Hey, good article, Phill. Funny, but true….and I think it may prove helpful.
The video work is also impressive.
I got a chuckle out of these! I’m not a veteran like you; I’ve only been a church janitor for about 7 months. I love my job, the flexibility for me to pretty much set my own hours, and my boss (though it took almost 4 months for it to stop being “awkward” having a pastor as a boss). I found these incredibly accurate, especially throwing garbage into a can that doesn’t have a liner when I’m in the process of taking trash out….or, putting trash on top of a TIED BAG that I’ve removed from the trash can and set down while I go get other bags. I believe there may have been once or twice that trash got taken out and in between removing one bag and coming back to replace it, I noticed something else that needed my attention and the liner didn’t get replaced that week….I usually have at least 5 bags in the bottom of every trash can. Rather than helping out the janitor who squirreled and forgot to replace the liner, garbage (even wet garbage) gets thrown on top of the liners, thus wasting them as well as making more work for me because now the trash can has to be washed (something I do anyway, but roughly once a month). I just might faint from shock if I ever go a whole week without one or the other (or both) happening.
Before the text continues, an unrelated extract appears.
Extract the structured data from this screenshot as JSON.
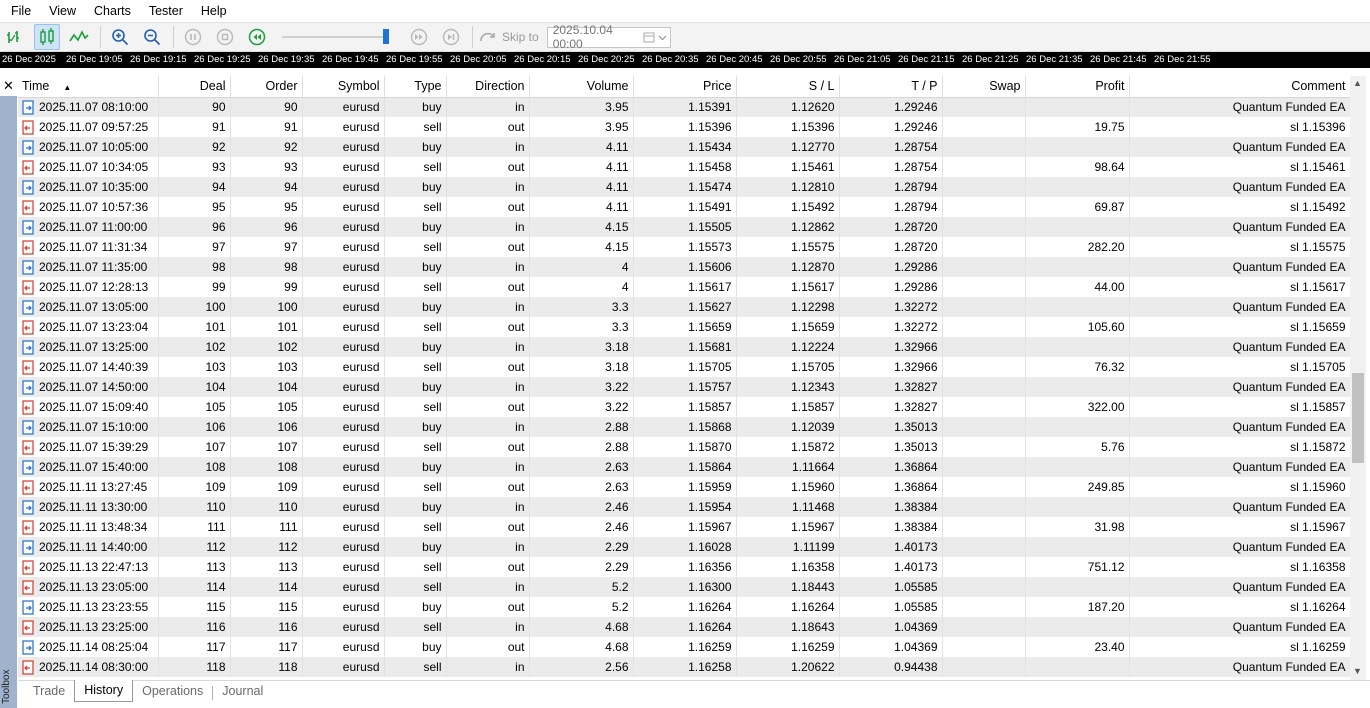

Using supplies and not returning them is also a big one for me. We have a large church, and several times I’ve gotten quite the workout hunting forthe vacuum, broom or mop. It doesn’t happen as often as issues with trash cans, but it’s annoying when it does happen.